- Better culture makes you a more desired employer: Employees are, more than ever, seeking balance between work and home life. That includes the ability to take time off. Companies that promote and encourage life/work balance is going to be a preferred company to work for in the future and will attract better talent.
- Model the behaviour, and workers will follow: Many people are not good at taking their allotted vacation, leaving some vacation days unused. However, leaving paid time off unused doesn’t result in a better chance to earn a raise or bonus than those who took all their time off. Partial-week vacations became more common than full-week vacations in the mid-1990s, but now the instances of both are declining. Managers who take vacation set the standard that employees should take vacation. Research supports what many of us already know: When we don’t take vacation, our work ends up suffering.
- Vacation helps workers avoid productivity declines: Research shows residual effects on workers who fail to take scheduled time off – and on their co-workers.

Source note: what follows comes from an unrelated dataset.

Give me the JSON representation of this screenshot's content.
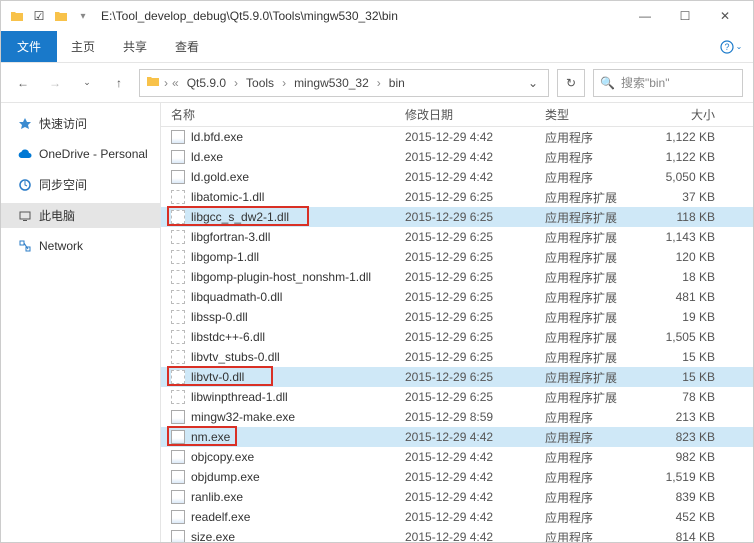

That failure has the potential to lead to worker burnout, which can produce more unscheduled absences. Those types of absences cost companies more money than planned time off. A study in the US showed that 69% of workers said that unplanned absences of others added to their workload, 61% said they increased stress, and 48% said they hurt employee morale. The same research showed that planned absences resulted in a 22,6% productivity loss, while unplanned absences produced a 36,6% decline in productivity. Studies show that working long hours can lead to health problems and can bring on sleeplessness, more consumption of alcohol, and depression. “Long working hours may have a negative effect on cognitive performance in middle age,” one study concluded. And then there’s the anecdotal evidence that workers know when they’re in need of a break.
- Requiring vacation reduces instances of fraud: Some regulatory bodies recommend that employees take two consecutive weeks of vacation and that workers’ tasks be handed over to peers. Organisations that implement mandatory vacation or job rotation policies are less likely to be victims of fraud, according to the Association of Certified Fraud Examiners (ACFE) as embezzlements usually require a perpetrator’s ongoing presence to manipulate records, respond to inquiries, and otherwise prevent detection. The ACFE said that the median amount lost to fraud was reduced 47,6% in instances where organisations had a vacation or job rotation control in place, and the length of time the fraud continued was 44,4% shorter when such a control was in place.
- Requiring vacation can reduce balance sheet liability: Most organisations don’t allow vacation to accrue in perpetuity any longer, in part because it could come back to hurt them financially. If a company has a use-it-or-lose-it policy, meaning workers must take allotted vacation within the organisation’s fiscal year, then the liability of unused vacation time is zero. Most organisations have use-it-or-lose-it policies or limit the hours that can be carried over to the next year. Organisations that allow staff to accrue months of vacation time over many years will take a hit when a worker leaves and is paid for the accrued months.